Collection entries
Segment Open

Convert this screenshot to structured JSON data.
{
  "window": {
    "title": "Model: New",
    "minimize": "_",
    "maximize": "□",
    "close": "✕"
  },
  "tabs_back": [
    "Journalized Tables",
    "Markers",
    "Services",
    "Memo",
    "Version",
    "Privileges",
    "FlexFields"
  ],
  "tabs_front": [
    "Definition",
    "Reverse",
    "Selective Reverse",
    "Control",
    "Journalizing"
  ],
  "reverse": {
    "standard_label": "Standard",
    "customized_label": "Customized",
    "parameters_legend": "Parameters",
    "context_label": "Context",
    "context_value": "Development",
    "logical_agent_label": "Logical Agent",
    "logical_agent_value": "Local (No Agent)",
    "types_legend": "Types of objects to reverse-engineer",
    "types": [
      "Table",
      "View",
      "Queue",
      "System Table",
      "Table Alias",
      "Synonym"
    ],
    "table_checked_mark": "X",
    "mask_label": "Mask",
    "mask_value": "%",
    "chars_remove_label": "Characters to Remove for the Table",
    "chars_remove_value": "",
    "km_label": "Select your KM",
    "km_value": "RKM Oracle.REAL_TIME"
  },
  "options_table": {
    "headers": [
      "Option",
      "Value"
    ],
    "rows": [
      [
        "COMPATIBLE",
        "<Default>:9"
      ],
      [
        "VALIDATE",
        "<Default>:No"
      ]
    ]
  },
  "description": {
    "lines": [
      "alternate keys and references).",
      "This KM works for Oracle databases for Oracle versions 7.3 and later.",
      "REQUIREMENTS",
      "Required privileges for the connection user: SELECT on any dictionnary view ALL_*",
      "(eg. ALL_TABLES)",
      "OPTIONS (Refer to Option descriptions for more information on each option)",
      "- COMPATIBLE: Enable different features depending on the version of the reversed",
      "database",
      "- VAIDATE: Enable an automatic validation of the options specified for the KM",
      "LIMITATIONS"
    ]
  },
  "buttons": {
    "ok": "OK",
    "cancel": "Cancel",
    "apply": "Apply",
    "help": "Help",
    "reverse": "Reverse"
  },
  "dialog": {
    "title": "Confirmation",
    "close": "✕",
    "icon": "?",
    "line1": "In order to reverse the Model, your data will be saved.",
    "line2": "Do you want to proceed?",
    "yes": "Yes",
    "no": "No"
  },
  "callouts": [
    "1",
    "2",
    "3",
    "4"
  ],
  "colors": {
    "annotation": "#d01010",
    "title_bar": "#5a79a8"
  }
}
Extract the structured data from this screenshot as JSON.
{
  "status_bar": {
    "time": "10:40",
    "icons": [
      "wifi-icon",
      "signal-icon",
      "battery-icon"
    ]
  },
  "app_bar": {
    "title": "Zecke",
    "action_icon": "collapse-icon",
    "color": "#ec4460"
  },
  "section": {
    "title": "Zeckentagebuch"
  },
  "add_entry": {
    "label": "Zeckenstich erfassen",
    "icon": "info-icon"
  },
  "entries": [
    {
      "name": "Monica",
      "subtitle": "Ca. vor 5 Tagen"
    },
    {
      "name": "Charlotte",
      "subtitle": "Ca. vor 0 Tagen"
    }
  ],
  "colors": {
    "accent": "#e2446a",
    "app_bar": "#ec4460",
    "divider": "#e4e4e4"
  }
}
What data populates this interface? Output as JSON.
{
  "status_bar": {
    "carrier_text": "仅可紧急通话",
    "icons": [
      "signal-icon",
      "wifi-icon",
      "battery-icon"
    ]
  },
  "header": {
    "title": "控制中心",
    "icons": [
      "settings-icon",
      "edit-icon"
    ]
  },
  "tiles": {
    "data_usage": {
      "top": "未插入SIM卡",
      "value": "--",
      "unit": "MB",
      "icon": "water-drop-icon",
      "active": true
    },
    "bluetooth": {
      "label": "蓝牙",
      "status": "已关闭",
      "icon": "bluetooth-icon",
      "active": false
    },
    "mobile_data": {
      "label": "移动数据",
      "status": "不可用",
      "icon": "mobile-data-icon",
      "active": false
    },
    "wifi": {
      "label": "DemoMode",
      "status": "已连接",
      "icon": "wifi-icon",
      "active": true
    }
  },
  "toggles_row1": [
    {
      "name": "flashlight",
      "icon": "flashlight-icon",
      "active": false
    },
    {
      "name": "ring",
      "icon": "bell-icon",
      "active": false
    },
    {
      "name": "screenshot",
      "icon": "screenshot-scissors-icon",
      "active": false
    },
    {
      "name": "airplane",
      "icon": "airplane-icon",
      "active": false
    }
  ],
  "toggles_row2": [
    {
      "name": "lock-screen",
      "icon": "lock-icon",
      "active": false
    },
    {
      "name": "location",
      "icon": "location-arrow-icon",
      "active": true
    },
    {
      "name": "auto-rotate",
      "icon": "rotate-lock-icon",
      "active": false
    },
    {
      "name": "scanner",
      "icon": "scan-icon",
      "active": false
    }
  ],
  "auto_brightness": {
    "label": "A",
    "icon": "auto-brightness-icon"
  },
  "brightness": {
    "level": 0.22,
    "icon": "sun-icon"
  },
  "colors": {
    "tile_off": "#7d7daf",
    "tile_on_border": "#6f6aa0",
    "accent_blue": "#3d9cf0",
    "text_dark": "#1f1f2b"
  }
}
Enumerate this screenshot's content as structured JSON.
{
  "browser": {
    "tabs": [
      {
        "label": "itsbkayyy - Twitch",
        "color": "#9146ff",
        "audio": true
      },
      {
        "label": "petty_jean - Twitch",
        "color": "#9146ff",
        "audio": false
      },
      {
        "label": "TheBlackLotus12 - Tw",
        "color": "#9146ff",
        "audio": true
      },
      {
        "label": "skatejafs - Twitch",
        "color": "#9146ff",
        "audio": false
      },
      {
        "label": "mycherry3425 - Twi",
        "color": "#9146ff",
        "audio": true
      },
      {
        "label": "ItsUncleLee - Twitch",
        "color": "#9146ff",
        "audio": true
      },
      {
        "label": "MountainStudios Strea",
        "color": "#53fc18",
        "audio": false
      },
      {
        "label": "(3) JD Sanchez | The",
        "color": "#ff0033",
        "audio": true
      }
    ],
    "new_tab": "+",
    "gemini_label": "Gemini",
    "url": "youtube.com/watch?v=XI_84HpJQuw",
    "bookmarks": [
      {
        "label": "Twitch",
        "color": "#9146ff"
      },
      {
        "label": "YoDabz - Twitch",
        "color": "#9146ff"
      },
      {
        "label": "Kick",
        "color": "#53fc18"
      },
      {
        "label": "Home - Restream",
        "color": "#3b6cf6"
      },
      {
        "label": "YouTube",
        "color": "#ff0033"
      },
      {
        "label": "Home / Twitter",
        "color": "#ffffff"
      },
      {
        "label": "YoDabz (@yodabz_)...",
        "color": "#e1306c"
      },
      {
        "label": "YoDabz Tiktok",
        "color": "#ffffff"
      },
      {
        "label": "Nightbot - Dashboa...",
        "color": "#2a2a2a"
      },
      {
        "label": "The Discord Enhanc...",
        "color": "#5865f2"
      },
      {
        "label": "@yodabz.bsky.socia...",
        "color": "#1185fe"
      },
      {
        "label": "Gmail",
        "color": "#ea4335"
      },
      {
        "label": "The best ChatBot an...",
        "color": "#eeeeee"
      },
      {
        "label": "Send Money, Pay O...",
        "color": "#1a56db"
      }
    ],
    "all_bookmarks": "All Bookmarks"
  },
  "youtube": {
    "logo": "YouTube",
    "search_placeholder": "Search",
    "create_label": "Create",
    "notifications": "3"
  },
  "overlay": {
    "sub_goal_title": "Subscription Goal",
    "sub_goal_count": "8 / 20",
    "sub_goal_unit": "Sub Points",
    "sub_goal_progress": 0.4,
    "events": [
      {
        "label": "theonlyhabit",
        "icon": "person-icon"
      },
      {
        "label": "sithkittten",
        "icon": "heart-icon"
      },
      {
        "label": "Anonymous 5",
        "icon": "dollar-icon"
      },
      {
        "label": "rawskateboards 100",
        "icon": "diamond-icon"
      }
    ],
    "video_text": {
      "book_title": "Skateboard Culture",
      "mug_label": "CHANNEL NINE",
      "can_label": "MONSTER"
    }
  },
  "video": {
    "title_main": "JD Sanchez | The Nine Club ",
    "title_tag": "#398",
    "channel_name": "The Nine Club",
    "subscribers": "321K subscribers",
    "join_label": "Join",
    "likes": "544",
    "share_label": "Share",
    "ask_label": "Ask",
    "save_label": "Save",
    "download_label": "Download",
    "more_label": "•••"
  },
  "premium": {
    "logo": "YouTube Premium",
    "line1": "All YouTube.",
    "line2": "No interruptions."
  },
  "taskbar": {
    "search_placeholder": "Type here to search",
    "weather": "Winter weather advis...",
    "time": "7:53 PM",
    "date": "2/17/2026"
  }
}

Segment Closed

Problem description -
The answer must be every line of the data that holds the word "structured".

Result -
Convert this screenshot to structured JSON data.
Extract the structured data from this screenshot as JSON.
Enumerate this screenshot's content as structured JSON.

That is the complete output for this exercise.